The one constant in my life since I finished graduate school has been boredom. Go to work, stare at a computer, write or file paperwork, do what I'm told, and generally make no real difference in the world. It's not what I envisioned. I wanted to be a teacher, to share with the world my love of beautiful literature, to show students how to write successfully. I wanted to make a difference.
Every few weeks I cycle through the same thought process, which at this point has become a ritual. What am I doing? Why am I doing this? This isn't what I dreamed of. This isn't what I went to school for. But I can't do what I went to school for. And at least I'm paying the bills. Think of all the good things I have: a wonderful boyfriend, good friends, enough spare money to occasionally visit interesting places. I just need to be creative! I'll find my niche eventually, if I'm persistent enough, right?

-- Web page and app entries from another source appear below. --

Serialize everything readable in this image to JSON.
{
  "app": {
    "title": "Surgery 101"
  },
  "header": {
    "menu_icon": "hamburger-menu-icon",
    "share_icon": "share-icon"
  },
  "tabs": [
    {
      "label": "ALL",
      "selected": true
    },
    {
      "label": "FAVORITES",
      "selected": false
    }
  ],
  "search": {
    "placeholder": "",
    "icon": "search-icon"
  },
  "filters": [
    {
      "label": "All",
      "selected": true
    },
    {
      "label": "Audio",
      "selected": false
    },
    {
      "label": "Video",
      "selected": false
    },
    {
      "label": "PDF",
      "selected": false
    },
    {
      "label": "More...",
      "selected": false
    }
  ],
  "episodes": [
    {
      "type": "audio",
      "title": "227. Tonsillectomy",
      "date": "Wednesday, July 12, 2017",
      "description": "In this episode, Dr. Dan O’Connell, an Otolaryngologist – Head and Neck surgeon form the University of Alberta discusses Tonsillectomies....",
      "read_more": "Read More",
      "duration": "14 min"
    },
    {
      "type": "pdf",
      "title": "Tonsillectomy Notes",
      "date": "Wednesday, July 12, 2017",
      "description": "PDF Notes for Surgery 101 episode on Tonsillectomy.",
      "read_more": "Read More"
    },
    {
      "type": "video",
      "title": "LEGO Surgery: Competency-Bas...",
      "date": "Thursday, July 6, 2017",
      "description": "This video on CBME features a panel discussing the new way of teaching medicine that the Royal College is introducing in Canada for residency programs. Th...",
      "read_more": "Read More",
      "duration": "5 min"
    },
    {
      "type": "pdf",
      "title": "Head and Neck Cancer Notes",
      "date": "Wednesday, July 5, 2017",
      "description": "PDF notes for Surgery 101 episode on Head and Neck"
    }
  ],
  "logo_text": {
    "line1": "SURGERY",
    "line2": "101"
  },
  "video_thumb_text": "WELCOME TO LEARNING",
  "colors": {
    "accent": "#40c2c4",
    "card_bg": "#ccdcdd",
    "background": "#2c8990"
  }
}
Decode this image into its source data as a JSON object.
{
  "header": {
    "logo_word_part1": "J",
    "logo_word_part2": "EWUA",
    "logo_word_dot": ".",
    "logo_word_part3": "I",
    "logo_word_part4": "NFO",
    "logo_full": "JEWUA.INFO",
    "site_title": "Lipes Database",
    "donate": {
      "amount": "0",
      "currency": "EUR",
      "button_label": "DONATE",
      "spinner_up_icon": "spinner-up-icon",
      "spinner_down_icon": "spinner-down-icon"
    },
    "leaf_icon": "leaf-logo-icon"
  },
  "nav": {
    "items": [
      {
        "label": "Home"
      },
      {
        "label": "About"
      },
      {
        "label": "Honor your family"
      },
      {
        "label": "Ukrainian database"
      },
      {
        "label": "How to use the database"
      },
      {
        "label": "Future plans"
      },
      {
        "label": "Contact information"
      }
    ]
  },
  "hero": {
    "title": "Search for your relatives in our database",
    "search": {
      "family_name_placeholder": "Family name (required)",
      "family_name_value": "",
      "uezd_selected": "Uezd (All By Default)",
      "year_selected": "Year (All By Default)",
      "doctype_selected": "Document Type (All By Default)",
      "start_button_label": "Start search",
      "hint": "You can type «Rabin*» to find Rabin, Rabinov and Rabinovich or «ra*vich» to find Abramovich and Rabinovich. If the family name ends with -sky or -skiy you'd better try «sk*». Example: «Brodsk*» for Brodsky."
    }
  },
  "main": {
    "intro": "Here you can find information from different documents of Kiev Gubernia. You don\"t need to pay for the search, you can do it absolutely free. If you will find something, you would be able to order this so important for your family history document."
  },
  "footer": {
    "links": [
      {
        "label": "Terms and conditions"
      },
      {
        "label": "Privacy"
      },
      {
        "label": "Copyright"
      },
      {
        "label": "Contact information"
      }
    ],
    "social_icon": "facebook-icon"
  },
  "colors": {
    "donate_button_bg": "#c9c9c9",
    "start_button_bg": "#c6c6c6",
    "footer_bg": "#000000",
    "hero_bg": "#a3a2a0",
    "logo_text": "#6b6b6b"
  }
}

I've assigned myself things to learn, from improving my skills with software engineering and mechanics to memorizing African geography. I've read more books on my to-read list than I ever did in grad school. I've tried to start a business. I've volunteered and written grants in the hopes that I'll get a job writing something that's either interesting or actually helps people. I've considered other options: moving overseas for awhile to teach. Joining the Peace Corps. And while leaving the states might temporarily solve my problem, I'll need to leave my family and friends, and I'll eventually need to come home to face the same problem at a later date. I've considered going back to school to earn my Ph.D. in the hopes that I'll be an impressive enough academic to beat out the hundreds of other talented people competing with me for the same 50 jobs, but I just don't think I will be, and I'm not sure that I want to try.
In short, I've learned that helping people, learning, and perpetuating beauty are not really viable career options. But I've never cared about anything else. I've never wanted to make a lot of money. I never envisioned myself sitting here at this desk. I know mine is not a unique story. Probably at least half of my friends and acquaintances will tell you a similar one. There seem to be a dearth of jobs that speak to people's need to be needed, and an abundance of jobs filing paperwork.
I'm still thinking. I haven't given up, at least not for good. There are days when I feel like it's not worth it and I don't know how I'll survive spending my life doing things I think are pointless, but I'll keep trying. Maybe I can make it as an academic in a field with better funding, or maybe I'll eventually succeed in obtaining a job I feel passionate about. But what if I don't?
If there's one thing I've learned, it's that happiness is a choice. I guess I'll just have to do a better job choosing it. The question is just, how?